→ **What is expected**: Show, in full, each line of the data that contains "name".

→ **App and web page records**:
# # # # #

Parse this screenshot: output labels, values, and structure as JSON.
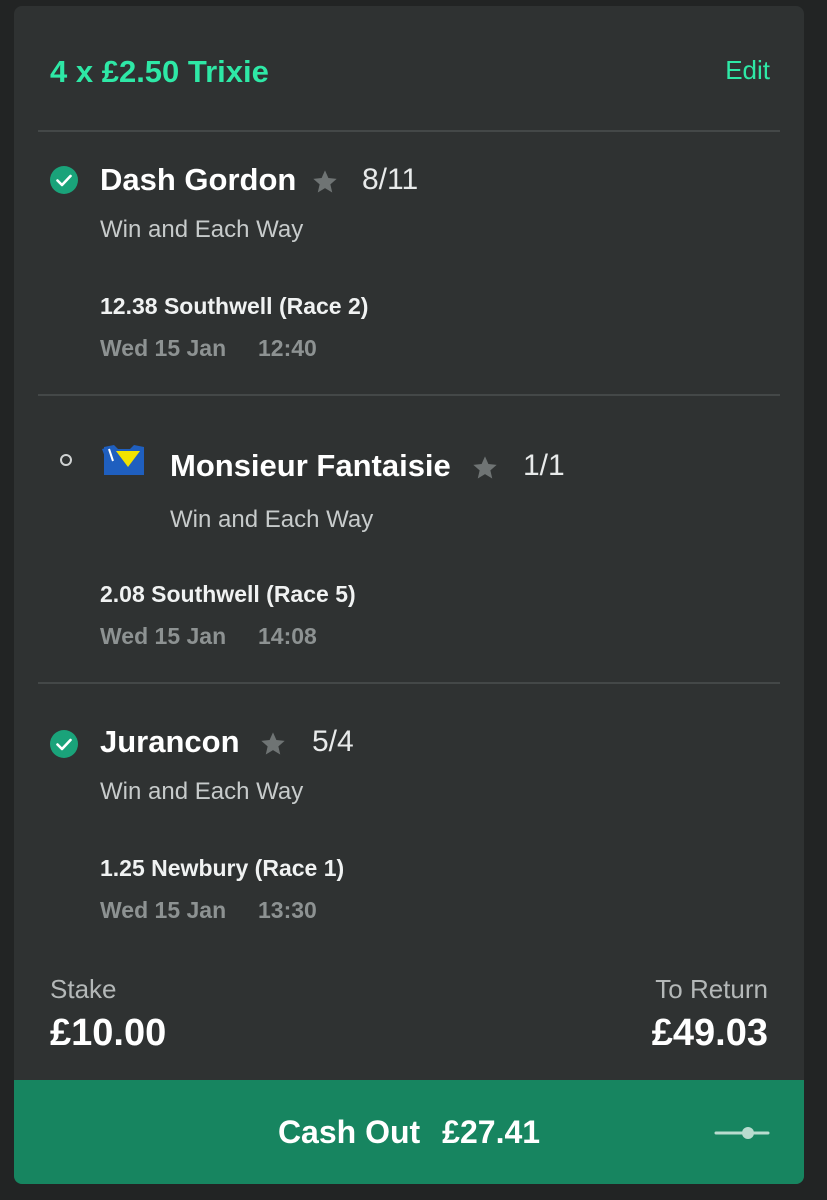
{
  "bet": {
    "title": "4 x £2.50 Trixie",
    "edit_label": "Edit"
  },
  "selections": [
    {
      "status": "won",
      "status_icon": "check-circle-icon",
      "name": "Dash Gordon",
      "odds": "8/11",
      "market": "Win and Each Way",
      "race": "12.38 Southwell (Race 2)",
      "date": "Wed 15 Jan",
      "time": "12:40"
    },
    {
      "status": "pending",
      "status_icon": "open-circle-icon",
      "silks": "jockey-silks-icon",
      "name": "Monsieur Fantaisie",
      "odds": "1/1",
      "market": "Win and Each Way",
      "race": "2.08 Southwell (Race 5)",
      "date": "Wed 15 Jan",
      "time": "14:08"
    },
    {
      "status": "won",
      "status_icon": "check-circle-icon",
      "name": "Jurancon",
      "odds": "5/4",
      "market": "Win and Each Way",
      "race": "1.25 Newbury (Race 1)",
      "date": "Wed 15 Jan",
      "time": "13:30"
    }
  ],
  "summary": {
    "stake_label": "Stake",
    "stake_value": "£10.00",
    "return_label": "To Return",
    "return_value": "£49.03"
  },
  "cashout": {
    "label": "Cash Out",
    "amount": "£27.41"
  },
  "colors": {
    "accent": "#2ee8a6",
    "card_bg": "#2f3232",
    "cashout_bg": "#178560",
    "check_bg": "#1aa37a"
  }
}
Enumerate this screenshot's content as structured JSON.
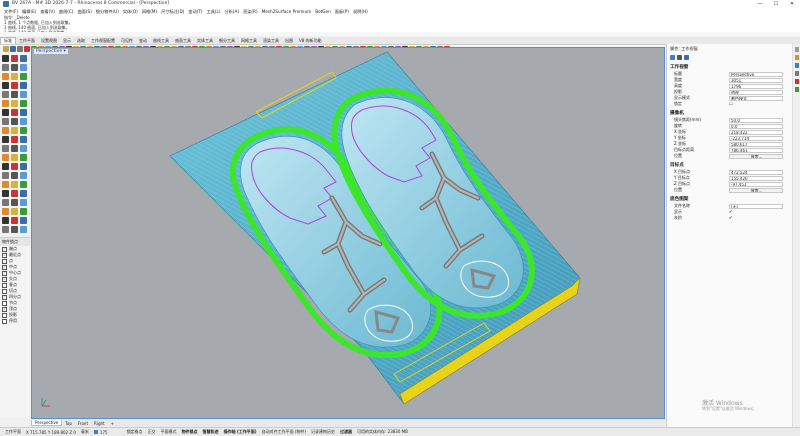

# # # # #

→ **Result of this task**:
      "name": "Dash Gordon",
      "name": "Monsieur Fantaisie",
      "name": "Jurancon",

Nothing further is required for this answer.